It seems with every passing year the homeownership aspiration shared by so many young Britons becomes an even more distant dream.
Surging house prices, soaring inflation and low savings rates mean that the goal posts are constantly moving.
The typical UK home has risen by 68 per cent over the past 10 years, according to ONS data, whereas average wages have only grown by 31 per cent during that time.
The average first time buyer attempting to get on the property ladder with a 20 per cent deposit requires £44,318 today compared to £27,530 needed ten years ago, according to Nationwide Building Society.
The average annual full-time UK salary is now £31,980, according to ONS figures, compared to an average national house price of £289,099, based on Halifax’s house price index.
That means average house prices are more than nine times more expensive than average earnings. The last time the gap between earnings and house prices was that high was more than 140 years ago, according to research by the asset manager, Shroders.
Back in 1995, two-thirds of people aged between 25 and 34 owned a property, according to the Institute of Public Policy Research.
It is therefore perhaps not surprising that today, that figure, has fallen to a quarter.
Last year, it looked like things couldn’t get any worse for prospective first-time buyers.
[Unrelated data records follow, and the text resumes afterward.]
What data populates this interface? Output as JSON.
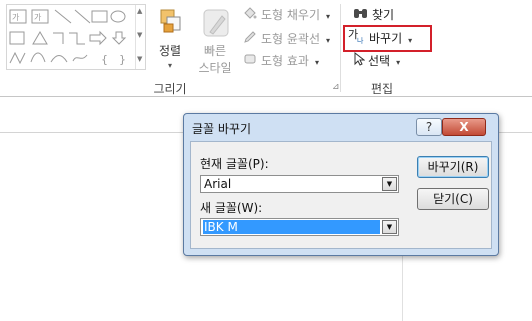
{
  "ribbon": {
    "groups": {
      "drawing": {
        "label": "그리기"
      },
      "editing": {
        "label": "편집"
      }
    },
    "arrange_button": {
      "label": "정렬"
    },
    "quick_styles_button": {
      "label_line1": "빠른",
      "label_line2": "스타일"
    },
    "shape_fill": {
      "label": "도형 채우기"
    },
    "shape_outline": {
      "label": "도형 윤곽선"
    },
    "shape_effects": {
      "label": "도형 효과"
    },
    "find": {
      "label": "찾기"
    },
    "replace": {
      "label": "바꾸기"
    },
    "select": {
      "label": "선택"
    },
    "colors": {
      "highlight": "#d3202a",
      "selection": "#3399ff"
    }
  },
  "dialog": {
    "title": "글꼴 바꾸기",
    "help_label": "?",
    "close_label": "X",
    "current_font_label": "현재 글꼴(P):",
    "current_font_value": "Arial",
    "new_font_label": "새 글꼴(W):",
    "new_font_value": "IBK M",
    "replace_button": "바꾸기(R)",
    "close_button": "닫기(C)"
  }
}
House prices enjoyed double digit growth whilst savings rates hit rock bottom.
But the situation is becoming worse. The cost of living crisis has arrived to further decimate the morale of aspiring homeowners.
Households’ weekly savings are expected to fall as Britons take-home pay fails to keep pace with rising inflation, according to data from Scottish Friendly and the Centre for Economics and Business Research.